Entries taken from a collection:
_____

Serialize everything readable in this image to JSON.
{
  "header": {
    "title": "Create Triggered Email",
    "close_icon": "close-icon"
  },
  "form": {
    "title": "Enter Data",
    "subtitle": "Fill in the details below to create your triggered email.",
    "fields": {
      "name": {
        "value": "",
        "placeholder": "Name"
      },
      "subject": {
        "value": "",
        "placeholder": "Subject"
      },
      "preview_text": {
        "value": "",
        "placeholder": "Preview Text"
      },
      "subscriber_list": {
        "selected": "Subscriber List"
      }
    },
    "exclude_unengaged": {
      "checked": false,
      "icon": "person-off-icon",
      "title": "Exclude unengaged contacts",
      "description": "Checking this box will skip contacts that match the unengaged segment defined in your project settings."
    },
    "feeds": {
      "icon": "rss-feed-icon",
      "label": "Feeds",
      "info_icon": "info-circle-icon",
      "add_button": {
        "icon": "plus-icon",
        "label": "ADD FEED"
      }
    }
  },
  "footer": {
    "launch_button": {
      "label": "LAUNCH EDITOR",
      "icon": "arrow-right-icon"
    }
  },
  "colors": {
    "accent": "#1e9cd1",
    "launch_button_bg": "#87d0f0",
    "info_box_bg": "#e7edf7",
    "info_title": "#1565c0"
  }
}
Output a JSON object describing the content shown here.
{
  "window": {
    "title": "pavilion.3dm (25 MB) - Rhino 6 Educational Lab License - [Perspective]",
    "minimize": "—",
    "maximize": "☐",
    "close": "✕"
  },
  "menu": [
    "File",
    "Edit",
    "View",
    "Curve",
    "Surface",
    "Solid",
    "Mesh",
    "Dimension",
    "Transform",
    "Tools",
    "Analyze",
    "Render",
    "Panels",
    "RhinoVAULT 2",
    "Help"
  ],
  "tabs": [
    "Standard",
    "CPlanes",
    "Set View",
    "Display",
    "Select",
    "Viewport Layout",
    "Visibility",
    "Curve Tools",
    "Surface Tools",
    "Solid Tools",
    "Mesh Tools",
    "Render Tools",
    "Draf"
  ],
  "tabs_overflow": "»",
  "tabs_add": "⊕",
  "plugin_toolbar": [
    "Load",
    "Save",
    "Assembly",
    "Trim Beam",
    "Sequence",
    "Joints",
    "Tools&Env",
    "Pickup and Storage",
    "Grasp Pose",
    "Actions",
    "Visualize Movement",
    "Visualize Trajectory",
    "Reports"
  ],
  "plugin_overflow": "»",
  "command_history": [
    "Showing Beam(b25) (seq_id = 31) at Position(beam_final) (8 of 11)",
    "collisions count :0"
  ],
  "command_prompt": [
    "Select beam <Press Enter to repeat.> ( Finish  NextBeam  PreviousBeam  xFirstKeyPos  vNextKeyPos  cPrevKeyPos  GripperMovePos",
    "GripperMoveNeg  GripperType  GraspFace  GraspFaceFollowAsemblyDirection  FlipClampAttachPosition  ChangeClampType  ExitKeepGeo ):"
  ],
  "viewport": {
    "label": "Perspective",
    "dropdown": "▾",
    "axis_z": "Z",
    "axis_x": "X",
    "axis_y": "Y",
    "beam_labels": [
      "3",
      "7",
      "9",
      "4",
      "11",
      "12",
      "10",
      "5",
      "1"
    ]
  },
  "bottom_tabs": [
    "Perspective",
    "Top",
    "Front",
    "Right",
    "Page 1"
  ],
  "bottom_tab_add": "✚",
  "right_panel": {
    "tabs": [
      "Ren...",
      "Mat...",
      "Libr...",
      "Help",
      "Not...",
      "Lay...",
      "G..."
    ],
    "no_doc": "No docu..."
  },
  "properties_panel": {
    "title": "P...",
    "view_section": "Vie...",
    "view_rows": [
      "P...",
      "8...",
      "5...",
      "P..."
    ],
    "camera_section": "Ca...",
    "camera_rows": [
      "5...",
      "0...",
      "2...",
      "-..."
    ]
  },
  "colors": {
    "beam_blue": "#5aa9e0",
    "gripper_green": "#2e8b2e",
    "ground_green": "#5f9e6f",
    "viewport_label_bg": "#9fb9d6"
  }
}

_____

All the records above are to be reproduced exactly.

Serialize everything readable in this image to JSON.
{
  "header": {
    "title": "Create Triggered Email",
    "close_icon": "close-icon"
  },
  "form": {
    "title": "Enter Data",
    "subtitle": "Fill in the details below to create your triggered email.",
    "fields": {
      "name": {
        "value": "",
        "placeholder": "Name"
      },
      "subject": {
        "value": "",
        "placeholder": "Subject"
      },
      "preview_text": {
        "value": "",
        "placeholder": "Preview Text"
      },
      "subscriber_list": {
        "selected": "Subscriber List"
      }
    },
    "exclude_unengaged": {
      "checked": false,
      "icon": "person-off-icon",
      "title": "Exclude unengaged contacts",
      "description": "Checking this box will skip contacts that match the unengaged segment defined in your project settings."
    },
    "feeds": {
      "icon": "rss-feed-icon",
      "label": "Feeds",
      "info_icon": "info-circle-icon",
      "add_button": {
        "icon": "plus-icon",
        "label": "ADD FEED"
      }
    }
  },
  "footer": {
    "launch_button": {
      "label": "LAUNCH EDITOR",
      "icon": "arrow-right-icon"
    }
  },
  "colors": {
    "accent": "#1e9cd1",
    "launch_button_bg": "#87d0f0",
    "info_box_bg": "#e7edf7",
    "info_title": "#1565c0"
  }
}
Output a JSON object describing the content shown here.
{
  "window": {
    "title": "pavilion.3dm (25 MB) - Rhino 6 Educational Lab License - [Perspective]",
    "minimize": "—",
    "maximize": "☐",
    "close": "✕"
  },
  "menu": [
    "File",
    "Edit",
    "View",
    "Curve",
    "Surface",
    "Solid",
    "Mesh",
    "Dimension",
    "Transform",
    "Tools",
    "Analyze",
    "Render",
    "Panels",
    "RhinoVAULT 2",
    "Help"
  ],
  "tabs": [
    "Standard",
    "CPlanes",
    "Set View",
    "Display",
    "Select",
    "Viewport Layout",
    "Visibility",
    "Curve Tools",
    "Surface Tools",
    "Solid Tools",
    "Mesh Tools",
    "Render Tools",
    "Draf"
  ],
  "tabs_overflow": "»",
  "tabs_add": "⊕",
  "plugin_toolbar": [
    "Load",
    "Save",
    "Assembly",
    "Trim Beam",
    "Sequence",
    "Joints",
    "Tools&Env",
    "Pickup and Storage",
    "Grasp Pose",
    "Actions",
    "Visualize Movement",
    "Visualize Trajectory",
    "Reports"
  ],
  "plugin_overflow": "»",
  "command_history": [
    "Showing Beam(b25) (seq_id = 31) at Position(beam_final) (8 of 11)",
    "collisions count :0"
  ],
  "command_prompt": [
    "Select beam <Press Enter to repeat.> ( Finish  NextBeam  PreviousBeam  xFirstKeyPos  vNextKeyPos  cPrevKeyPos  GripperMovePos",
    "GripperMoveNeg  GripperType  GraspFace  GraspFaceFollowAsemblyDirection  FlipClampAttachPosition  ChangeClampType  ExitKeepGeo ):"
  ],
  "viewport": {
    "label": "Perspective",
    "dropdown": "▾",
    "axis_z": "Z",
    "axis_x": "X",
    "axis_y": "Y",
    "beam_labels": [
      "3",
      "7",
      "9",
      "4",
      "11",
      "12",
      "10",
      "5",
      "1"
    ]
  },
  "bottom_tabs": [
    "Perspective",
    "Top",
    "Front",
    "Right",
    "Page 1"
  ],
  "bottom_tab_add": "✚",
  "right_panel": {
    "tabs": [
      "Ren...",
      "Mat...",
      "Libr...",
      "Help",
      "Not...",
      "Lay...",
      "G..."
    ],
    "no_doc": "No docu..."
  },
  "properties_panel": {
    "title": "P...",
    "view_section": "Vie...",
    "view_rows": [
      "P...",
      "8...",
      "5...",
      "P..."
    ],
    "camera_section": "Ca...",
    "camera_rows": [
      "5...",
      "0...",
      "2...",
      "-..."
    ]
  },
  "colors": {
    "beam_blue": "#5aa9e0",
    "gripper_green": "#2e8b2e",
    "ground_green": "#5f9e6f",
    "viewport_label_bg": "#9fb9d6"
  }
}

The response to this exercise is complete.